I've been doing design work for nearly thirty years, and I still enjoy the fresh challenges that every new day brings. I do analog circuit design and digital design (as it relates to putting micros into things), and I write software—not a common combination.
Because I can do these three things, I get to do a lot of jobs involving systems that either collect data, control hardware, or both. I like jobs that are small enough for me to tackle alone, but hard enough that they challenge me. I design small embedded systems, traditionally for the medical market. These are mostly in the ultrasound field (corneal thickness, blood pressure, transcrainial doppler).
Before this, I spent five years at Keithley Instruments as a senior design engineer. And before that, I did high-end audio in Boston for dbx. I had my first hard job at dbx, where I corrected the company's log/anti-log VCA (voltage-controlled amplifier) for finite base resistance errors. It was quite challenging to get both pieces right: the theory and how to produce it economically. This was the first patent with only my name on it, and I was quite proud of it.
Over the last four years, the bulk of my work has focused on electromagnetic valves for car engines. This work has been a gradual learning process on how to control electromagnetic devices. Magnesense LLC, my current company, was formed to develop this technology and apply it to the automotive field. But I had not appreciated how slow this market can be to large changes in technology. We are currently trying to spin this off for use in small engines: lawnmowers, generators, and so forth. The EPA granted us a Phase I SBIR (Small Business Innovation Research) grant to pursue this.
Specifically, I design the electronics, write the software, and do the testing. My partner and fellow cofounder, Joseph Seale, does the electromagnetic and mechanical design part. Because we are 600 miles apart (Ohio to Maine), this is an interesting example of working at a distance. For the EPA spinoff project, we added a person in California, so now we are really spread out.

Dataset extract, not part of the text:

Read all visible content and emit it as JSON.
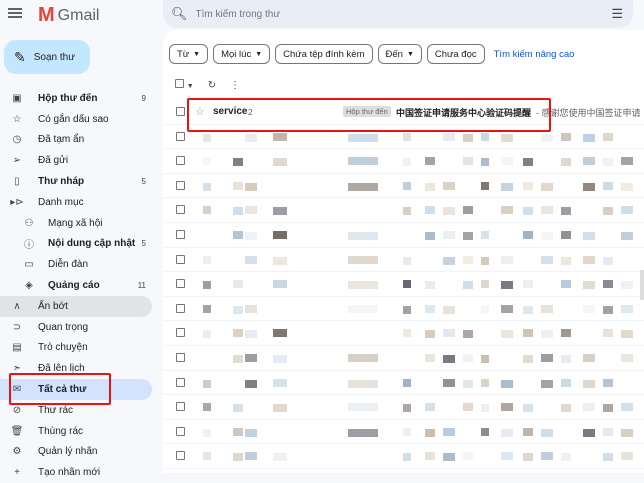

We hope to replace the cam with solenoids. Car manufacturers are still studying the pros (better mileage and somewhat less pollution) and cons (42 V and very expensive engine retooling) of this technology. Gas is cheap and people are buying SUVs. Consumers just aren't demanding better mileage and less pollution. Without higher gas prices or government requirements, this will move slowly toward production.
The rest of my current work is divided between old product support, some brainwave-monitoring hardware development, and an astronomy device for the beginner that I'm quite excited about. Again, I embed small processors into all of these things. (Well, the engine valves are up to a 16-bit Motorola DSP these days.) My work on brainwave monitoring is for a relatively young local company that produces devices for supervised testing and training of subjects. I've improved the analog front end of the company's current design; I did an all-analog version (no micro) of the device as a government contract; and I'm now redesigning the original product with a newer micro that has better resolution and uses much less power.
I was also at the NASA Glenn Research Center (formerly NASA Lewis) in May, helping to teach a course for a project I might work on. NASA Glenn contacted me concerning an electric motor with magnetic bearings. I taught a small portion, in which I discussed linear electric motors (solenoids). You can look up my recent work at the patent office. I've been granted a number of new ones (seven in the last four years). Also check out my new Web site at www.Magnesense.com.